There are two approaches that can be taken to remove a testicle. An inguinal approach means an incision is made in the groin area (similar to a hernia incision). This approach is used when looking for an undescended testicle, if the testicle is found to be viable it will be brought down to the scrotal area and tacked in place with sutures. This is called an orchiopexy. If the testicle is not found to be viable (atrophic) it is removed, this is an orchiectomy. This approach is also used when cancer is present so that the spermatic cord, which is attached to the testicle, can also be removed. The other approach is to make an incision in the scrotum and remove just the testicle.
You may return to your normal diet within 24 hours following your surgery. You may note some mild nausea and possibly vomiting the first 6-8 hours following surgery. This is usually due to the side effects of anesthesia, and will subside quite soon. We suggest clear liquids and a light meal the first evening following surgery.
Physical activity should be restricted the first 48 hours. During this time you should remain relatively inactive, moving about only when necessary. During the first few days following surgery you should avoid lifting heavy objects (anything greater than 15 pounds), and avoid strenuous exercise. If you are employed, ask us specifically about your restrictions for both home and work. We will write a note to your employer if needed.
You should plan to wear a tight pair of briefs or an athletic supporter for the first 4-5 days, even while sleeping. This will keep the scrotum immobilized to some degree and keep the swelling down. Ice packs should be placed over the scrotum the first 48 hours. Ice is a good pain reliever and keeps the swelling down. Fifteen minutes on and 15 minutes off is a reasonable schedule. Frozen peas or corn in a Ziploc® bag can be frozen, used, and refrozen.
In most cases, your incision will have absorbable sutures that dissolve within the first 10-20 days. Some may fall out even earlier. Expect some redness as the sutures dissolve, but this should occur only around the sutures. If there is generalized redness, especially with increasing pain or swelling, let your doctor’s medical assistant know. The scrotum will very likely get black and blue as blood spreads in the tissues. Sometimes the entire scrotum will turn colors. Black and blue is followed by a yellow and brown color. In time, this coloration will go away.

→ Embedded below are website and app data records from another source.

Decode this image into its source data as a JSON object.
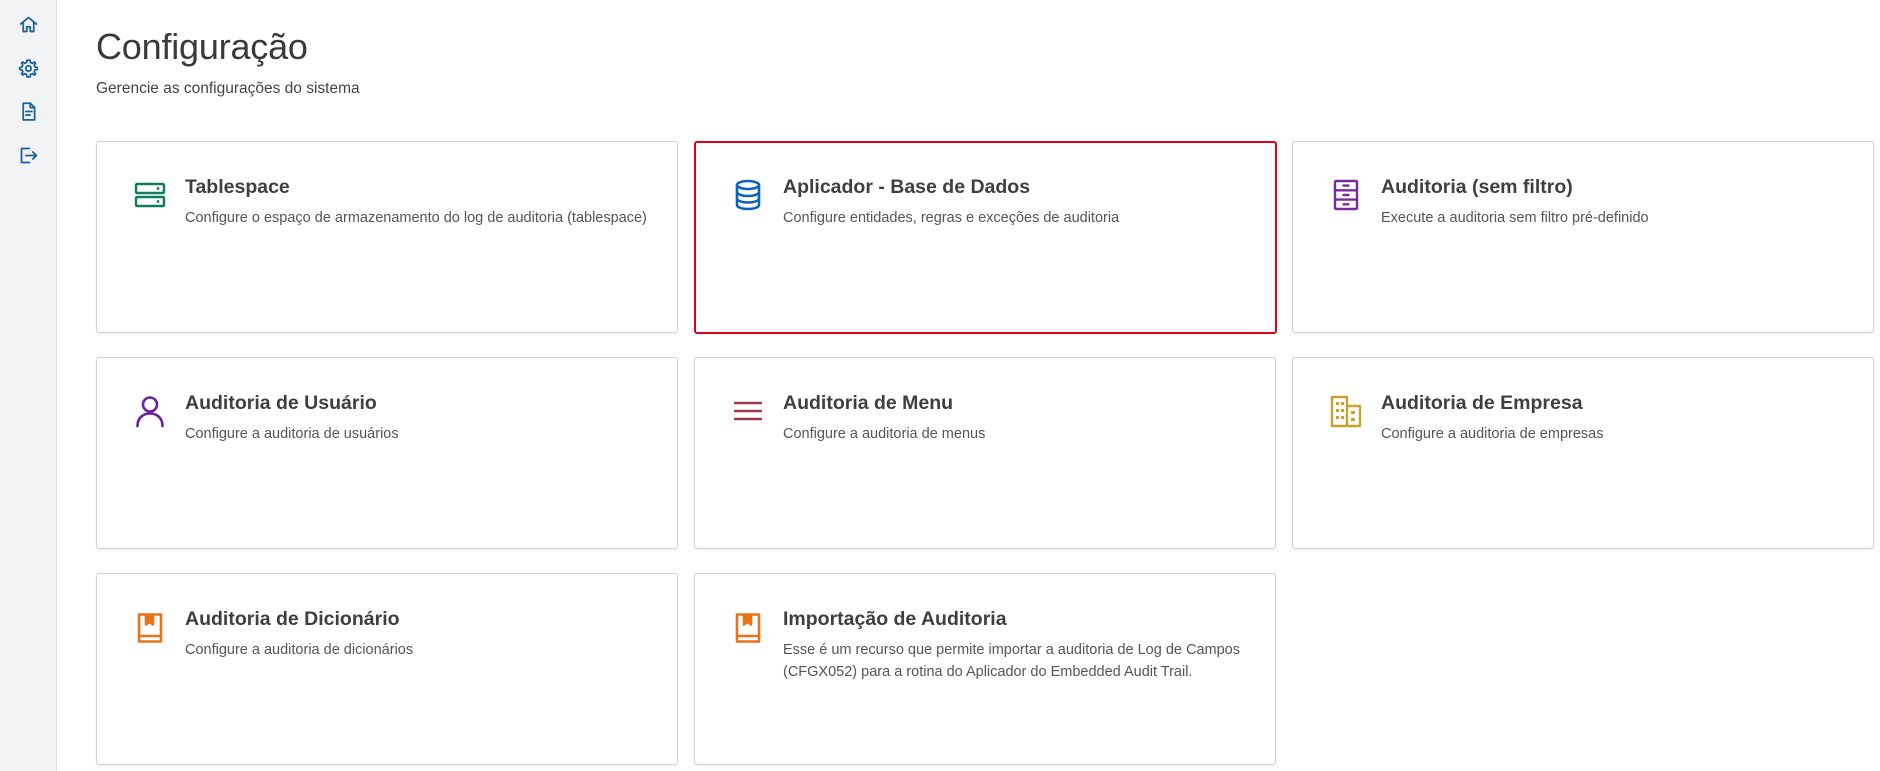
{
  "sidebar": {
    "items": [
      {
        "icon": "home-icon"
      },
      {
        "icon": "gear-icon"
      },
      {
        "icon": "document-icon"
      },
      {
        "icon": "logout-icon"
      }
    ],
    "accent": "#1a5f9c"
  },
  "header": {
    "title": "Configuração",
    "subtitle": "Gerencie as configurações do sistema"
  },
  "cards": [
    {
      "title": "Tablespace",
      "description": "Configure o espaço de armazenamento do log de auditoria (tablespace)",
      "icon": "server-icon",
      "color": "#0f7b5f"
    },
    {
      "title": "Aplicador - Base de Dados",
      "description": "Configure entidades, regras e exceções de auditoria",
      "icon": "database-icon",
      "color": "#0b63c1",
      "selected": true
    },
    {
      "title": "Auditoria (sem filtro)",
      "description": "Execute a auditoria sem filtro pré-definido",
      "icon": "cabinet-icon",
      "color": "#7b2a9c"
    },
    {
      "title": "Auditoria de Usuário",
      "description": "Configure a auditoria de usuários",
      "icon": "user-icon",
      "color": "#6a1fa6"
    },
    {
      "title": "Auditoria de Menu",
      "description": "Configure a auditoria de menus",
      "icon": "menu-icon",
      "color": "#9c3a50"
    },
    {
      "title": "Auditoria de Empresa",
      "description": "Configure a auditoria de empresas",
      "icon": "building-icon",
      "color": "#c9a328"
    },
    {
      "title": "Auditoria de Dicionário",
      "description": "Configure a auditoria de dicionários",
      "icon": "book-icon",
      "color": "#e8731a"
    },
    {
      "title": "Importação de Auditoria",
      "description": "Esse é um recurso que permite importar a auditoria de Log de Campos (CFGX052) para a rotina do Aplicador do Embedded Audit Trail.",
      "icon": "book-icon",
      "color": "#e8731a"
    }
  ],
  "colors": {
    "highlight_border": "#e0001b",
    "card_border": "#cfd3d6",
    "sidebar_bg": "#f2f3f4"
  }
}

You may shower 48 hours after surgery. Tub bathing should be restricted until the seventh day.
If the pain is not too bad, you may take Tylenol (acetaminophen) or Advil (ibuprofen), which contain no narcotic agents and might be tolerated a little better with fewer side effects. If the pain medication you are sent home with does not control the pain, please contact your doctor.
Problems you should report to your urologist: